[Records from a data source]
====
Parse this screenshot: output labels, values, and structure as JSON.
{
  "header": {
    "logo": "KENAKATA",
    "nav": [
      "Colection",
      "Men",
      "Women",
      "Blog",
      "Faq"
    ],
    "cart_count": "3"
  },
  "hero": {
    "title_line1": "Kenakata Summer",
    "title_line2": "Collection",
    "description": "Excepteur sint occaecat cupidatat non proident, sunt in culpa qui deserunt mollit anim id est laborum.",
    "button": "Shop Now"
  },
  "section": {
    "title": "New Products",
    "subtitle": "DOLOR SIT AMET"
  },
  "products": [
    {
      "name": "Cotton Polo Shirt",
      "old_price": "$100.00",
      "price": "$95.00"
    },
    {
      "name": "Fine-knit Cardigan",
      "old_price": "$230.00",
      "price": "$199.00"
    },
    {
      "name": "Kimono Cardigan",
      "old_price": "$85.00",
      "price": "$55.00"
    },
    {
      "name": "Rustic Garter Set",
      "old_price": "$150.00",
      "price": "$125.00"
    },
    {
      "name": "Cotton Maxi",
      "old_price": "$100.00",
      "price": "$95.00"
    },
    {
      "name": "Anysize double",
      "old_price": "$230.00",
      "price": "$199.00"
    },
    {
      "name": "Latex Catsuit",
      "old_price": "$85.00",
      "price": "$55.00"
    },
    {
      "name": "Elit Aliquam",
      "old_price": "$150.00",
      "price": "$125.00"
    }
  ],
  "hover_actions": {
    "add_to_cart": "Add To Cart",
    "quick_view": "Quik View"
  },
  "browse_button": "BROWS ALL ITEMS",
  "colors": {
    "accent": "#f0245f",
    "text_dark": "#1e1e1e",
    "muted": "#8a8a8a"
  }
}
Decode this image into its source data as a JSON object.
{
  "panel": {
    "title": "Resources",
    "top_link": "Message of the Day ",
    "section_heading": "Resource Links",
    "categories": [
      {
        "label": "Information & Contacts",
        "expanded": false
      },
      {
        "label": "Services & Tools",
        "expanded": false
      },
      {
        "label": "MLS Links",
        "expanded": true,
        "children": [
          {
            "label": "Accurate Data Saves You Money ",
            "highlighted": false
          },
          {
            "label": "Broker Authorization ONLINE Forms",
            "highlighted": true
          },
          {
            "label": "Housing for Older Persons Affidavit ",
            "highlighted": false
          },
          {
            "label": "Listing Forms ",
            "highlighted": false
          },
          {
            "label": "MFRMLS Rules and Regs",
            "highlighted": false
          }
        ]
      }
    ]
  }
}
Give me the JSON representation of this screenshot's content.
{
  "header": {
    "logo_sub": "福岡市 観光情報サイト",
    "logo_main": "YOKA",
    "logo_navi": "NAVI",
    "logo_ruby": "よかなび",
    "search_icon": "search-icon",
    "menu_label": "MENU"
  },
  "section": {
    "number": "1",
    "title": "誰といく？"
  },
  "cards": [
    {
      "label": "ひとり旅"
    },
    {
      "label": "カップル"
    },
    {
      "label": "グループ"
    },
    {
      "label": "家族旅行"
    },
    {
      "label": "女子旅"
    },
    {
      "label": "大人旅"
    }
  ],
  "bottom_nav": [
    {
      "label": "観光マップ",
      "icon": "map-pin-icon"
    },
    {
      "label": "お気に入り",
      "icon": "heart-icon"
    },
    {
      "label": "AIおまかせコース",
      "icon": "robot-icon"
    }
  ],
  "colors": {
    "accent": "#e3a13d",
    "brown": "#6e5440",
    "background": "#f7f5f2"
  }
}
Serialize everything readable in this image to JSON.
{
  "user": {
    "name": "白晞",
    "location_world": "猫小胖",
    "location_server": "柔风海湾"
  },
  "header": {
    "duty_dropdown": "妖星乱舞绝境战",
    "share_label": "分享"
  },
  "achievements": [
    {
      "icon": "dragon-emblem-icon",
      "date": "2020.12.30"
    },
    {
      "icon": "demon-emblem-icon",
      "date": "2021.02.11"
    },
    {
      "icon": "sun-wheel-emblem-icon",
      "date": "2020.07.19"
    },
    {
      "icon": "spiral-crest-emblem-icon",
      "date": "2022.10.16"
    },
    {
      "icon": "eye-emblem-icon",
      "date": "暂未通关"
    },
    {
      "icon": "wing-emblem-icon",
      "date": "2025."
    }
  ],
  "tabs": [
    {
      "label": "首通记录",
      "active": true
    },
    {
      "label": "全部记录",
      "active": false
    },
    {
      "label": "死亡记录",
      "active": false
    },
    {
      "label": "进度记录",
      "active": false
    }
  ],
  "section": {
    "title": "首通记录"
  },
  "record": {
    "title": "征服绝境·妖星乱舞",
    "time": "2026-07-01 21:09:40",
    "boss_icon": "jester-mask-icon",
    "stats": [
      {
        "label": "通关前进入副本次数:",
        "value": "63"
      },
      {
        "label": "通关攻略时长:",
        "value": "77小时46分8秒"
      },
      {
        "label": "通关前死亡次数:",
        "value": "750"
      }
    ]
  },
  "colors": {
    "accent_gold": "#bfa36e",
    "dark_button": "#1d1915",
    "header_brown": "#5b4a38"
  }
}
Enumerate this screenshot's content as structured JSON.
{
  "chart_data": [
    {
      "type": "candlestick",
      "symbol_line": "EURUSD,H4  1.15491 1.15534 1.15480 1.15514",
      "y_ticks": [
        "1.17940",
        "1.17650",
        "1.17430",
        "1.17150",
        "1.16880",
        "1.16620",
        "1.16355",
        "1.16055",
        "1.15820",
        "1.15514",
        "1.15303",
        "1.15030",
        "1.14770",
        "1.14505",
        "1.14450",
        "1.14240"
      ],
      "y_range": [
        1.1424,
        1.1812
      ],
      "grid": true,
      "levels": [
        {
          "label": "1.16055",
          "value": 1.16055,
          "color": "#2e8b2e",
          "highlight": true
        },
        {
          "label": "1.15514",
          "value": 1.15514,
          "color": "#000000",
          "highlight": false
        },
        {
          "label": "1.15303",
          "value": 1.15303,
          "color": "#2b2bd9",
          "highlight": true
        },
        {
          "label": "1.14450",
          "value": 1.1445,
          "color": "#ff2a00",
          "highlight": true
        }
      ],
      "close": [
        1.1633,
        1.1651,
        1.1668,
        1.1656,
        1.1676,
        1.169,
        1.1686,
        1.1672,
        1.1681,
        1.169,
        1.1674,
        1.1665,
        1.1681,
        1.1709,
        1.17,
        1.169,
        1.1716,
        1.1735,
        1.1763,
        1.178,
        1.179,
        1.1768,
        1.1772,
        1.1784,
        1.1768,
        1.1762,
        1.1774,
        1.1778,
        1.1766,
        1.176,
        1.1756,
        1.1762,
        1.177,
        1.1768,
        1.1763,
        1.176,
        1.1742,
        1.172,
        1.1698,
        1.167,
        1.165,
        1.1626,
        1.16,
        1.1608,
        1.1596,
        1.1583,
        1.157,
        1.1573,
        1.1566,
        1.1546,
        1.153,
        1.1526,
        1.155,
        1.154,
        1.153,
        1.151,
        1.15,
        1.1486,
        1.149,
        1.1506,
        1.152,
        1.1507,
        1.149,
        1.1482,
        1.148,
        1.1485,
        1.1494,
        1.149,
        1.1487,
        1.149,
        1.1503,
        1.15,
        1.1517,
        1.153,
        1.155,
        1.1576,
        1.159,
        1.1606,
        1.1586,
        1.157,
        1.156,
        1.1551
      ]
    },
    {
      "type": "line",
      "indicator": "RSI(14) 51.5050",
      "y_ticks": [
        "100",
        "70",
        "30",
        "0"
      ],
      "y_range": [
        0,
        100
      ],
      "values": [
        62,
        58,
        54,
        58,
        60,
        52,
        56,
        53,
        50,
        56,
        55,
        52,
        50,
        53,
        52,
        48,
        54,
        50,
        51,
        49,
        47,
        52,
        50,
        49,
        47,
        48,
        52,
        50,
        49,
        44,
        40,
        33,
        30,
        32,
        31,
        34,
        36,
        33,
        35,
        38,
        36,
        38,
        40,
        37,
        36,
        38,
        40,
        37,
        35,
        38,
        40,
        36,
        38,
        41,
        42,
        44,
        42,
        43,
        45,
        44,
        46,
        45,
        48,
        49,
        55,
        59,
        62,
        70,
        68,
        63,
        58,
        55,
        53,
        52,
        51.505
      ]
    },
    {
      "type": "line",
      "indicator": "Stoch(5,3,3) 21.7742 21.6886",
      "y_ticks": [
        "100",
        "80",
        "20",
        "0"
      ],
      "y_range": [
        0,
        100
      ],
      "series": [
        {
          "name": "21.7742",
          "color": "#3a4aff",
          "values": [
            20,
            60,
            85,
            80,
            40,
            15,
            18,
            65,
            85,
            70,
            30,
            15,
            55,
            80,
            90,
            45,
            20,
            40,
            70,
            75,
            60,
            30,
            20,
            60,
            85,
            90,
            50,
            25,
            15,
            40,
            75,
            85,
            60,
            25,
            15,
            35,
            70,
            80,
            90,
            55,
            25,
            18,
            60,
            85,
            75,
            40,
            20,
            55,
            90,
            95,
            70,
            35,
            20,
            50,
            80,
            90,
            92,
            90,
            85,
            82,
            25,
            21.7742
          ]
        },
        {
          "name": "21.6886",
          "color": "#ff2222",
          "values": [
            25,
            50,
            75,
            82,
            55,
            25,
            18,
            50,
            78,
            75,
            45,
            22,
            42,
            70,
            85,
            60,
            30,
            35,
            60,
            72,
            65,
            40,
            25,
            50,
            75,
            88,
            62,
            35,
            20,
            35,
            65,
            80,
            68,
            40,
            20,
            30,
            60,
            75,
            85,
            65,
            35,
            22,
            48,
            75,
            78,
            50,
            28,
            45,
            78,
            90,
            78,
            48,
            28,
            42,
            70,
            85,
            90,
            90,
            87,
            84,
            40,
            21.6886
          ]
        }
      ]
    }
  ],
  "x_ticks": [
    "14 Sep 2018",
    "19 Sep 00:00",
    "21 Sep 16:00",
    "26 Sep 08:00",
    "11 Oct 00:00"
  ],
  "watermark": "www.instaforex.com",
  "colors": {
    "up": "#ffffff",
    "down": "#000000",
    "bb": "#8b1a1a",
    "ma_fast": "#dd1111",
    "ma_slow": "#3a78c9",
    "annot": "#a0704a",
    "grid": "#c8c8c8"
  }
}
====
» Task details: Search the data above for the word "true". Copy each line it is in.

» Solution to the problem:
        "expanded": true,
            "highlighted": true
      "active": true
      "grid": true,
          "highlight": true
          "highlight": true
          "highlight": true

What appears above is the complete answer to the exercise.